I am planning to start regular workouts in the gym and want to monitor my progress. Measuring body fat seems like a good starting point and I've already read about various methods to achieve that. I was wondering whether there is a point in measuring whole body fat when you have disproportionate body?

My case: I am a female with quite thin yet muscular upper body - narrow arms, protruding collar bone, strong back and flat belly. The lower body is also muscular but with a proper layer of fat especially around hips and thighs. By visual inspection the two parts clearly have different fat percentage (even when considering the fact that females should have some fat around hips). Is there a way to estimate body fat only for lower or upper body? Or maybe the whole body measure is sufficient? I am mainly interested in working on my lower body to achieve some balance and to monitor my progress I don't want to rely only on a mirror as the perception of my own body may change and I can get very critical at times.

  • 2
    I mean if ur gonna take the time to get skin fold calipers why not just do the full measurement
    – aaronman
    Aug 4, 2013 at 2:37
  • Measuring your own fat accurately with calipers is not possible.
    – JohnP
    Aug 11, 2014 at 14:46

3 Answers 3


If I understand your question properly, you're asking if there's a point in measuring the whole body fat when the body is disproportionate, right?

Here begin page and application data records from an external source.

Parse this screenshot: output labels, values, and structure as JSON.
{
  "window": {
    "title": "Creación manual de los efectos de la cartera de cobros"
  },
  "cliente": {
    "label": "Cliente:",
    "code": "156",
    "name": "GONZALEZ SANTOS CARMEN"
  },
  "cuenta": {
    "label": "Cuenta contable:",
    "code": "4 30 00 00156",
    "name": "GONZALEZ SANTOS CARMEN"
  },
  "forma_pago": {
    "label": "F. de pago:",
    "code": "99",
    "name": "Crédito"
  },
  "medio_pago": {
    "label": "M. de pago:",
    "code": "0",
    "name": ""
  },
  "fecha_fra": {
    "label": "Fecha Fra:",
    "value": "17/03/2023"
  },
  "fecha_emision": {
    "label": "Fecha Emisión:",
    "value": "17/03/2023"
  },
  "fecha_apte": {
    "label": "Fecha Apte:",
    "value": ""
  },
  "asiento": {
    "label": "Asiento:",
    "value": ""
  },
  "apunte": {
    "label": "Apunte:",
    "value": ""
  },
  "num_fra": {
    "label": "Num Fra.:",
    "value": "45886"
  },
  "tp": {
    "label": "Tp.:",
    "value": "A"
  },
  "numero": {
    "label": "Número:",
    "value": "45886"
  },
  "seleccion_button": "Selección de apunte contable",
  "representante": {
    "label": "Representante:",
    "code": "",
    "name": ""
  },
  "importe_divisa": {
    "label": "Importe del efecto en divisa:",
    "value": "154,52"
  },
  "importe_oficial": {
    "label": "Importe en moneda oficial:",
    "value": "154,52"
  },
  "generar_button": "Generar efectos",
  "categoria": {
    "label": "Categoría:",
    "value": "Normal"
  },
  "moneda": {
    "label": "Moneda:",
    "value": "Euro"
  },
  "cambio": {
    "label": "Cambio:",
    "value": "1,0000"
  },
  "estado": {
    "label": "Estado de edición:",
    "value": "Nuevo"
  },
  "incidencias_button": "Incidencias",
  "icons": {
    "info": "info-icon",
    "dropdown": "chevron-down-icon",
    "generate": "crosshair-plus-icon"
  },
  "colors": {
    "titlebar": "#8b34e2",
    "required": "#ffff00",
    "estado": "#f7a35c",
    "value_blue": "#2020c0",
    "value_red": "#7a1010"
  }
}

While there are devices that focus more of the upper limbs than lower limbs and vice versa (based on the entry point for the bio-electrical impedance used for the measurement), it doesn't make much sense to have different measurements for different sections of the body.

How would this sound: "I have a 18% upper body fat measurement and a 24% lower body fat measurement"? Not only is it weird, but it's also hard to accurately measure since the measurements have to take the entire body into account.

So yeah, there's a point to whole body measurement. If you feel you want a proportionate body, focus on the areas that need more work so that everything can be even.

Thank you.

  • I wouldn't mind having 2 separate measurements for lower and upper body. If I want to monitor my progress I would be happier with the statement that I went down 3% in my lower body while the upper body stayed the same. But I see your point, thanks!
    – Rabbit
    Aug 13, 2014 at 14:01

A number of academic studies have tried to apportion / quantify the percentage of body fat by compartment (bit of the body), but they all appear to have a standard error in the order of +/- 4%. This error is similar to that in the normal guestimates as to your total body fat, so similarly should be taken as a rough guess e.g. a 10% figure will correlate with your actual fat mass in the: 6% - 14% range.

If your interested in a paper to read have a look at: Study and classification of the abdominal adiposity throughout the application of the two-dimensional predictive equation Garaulet et al., in the clinical practice OR:


Dunk tests are the best (and in my opinion) only valid way to assess BF%. All of the others seem highly inaccurate.

  • All tests depend on the skill of the practitioner and the testee. If a person does not completely exhale on the dunk test it can skew the results. Dunk tanks and DXA can be the best methods, although the dunk tank needs proper administration, and the DXA calculations may not work for all cohorts.
    – JohnP
    Aug 11, 2014 at 14:45

Your Answer

By clicking “Post Your Answer”, you agree to our terms of service and acknowledge you have read our privacy policy.

Not the answer you're looking for? Browse other questions tagged or ask your own question.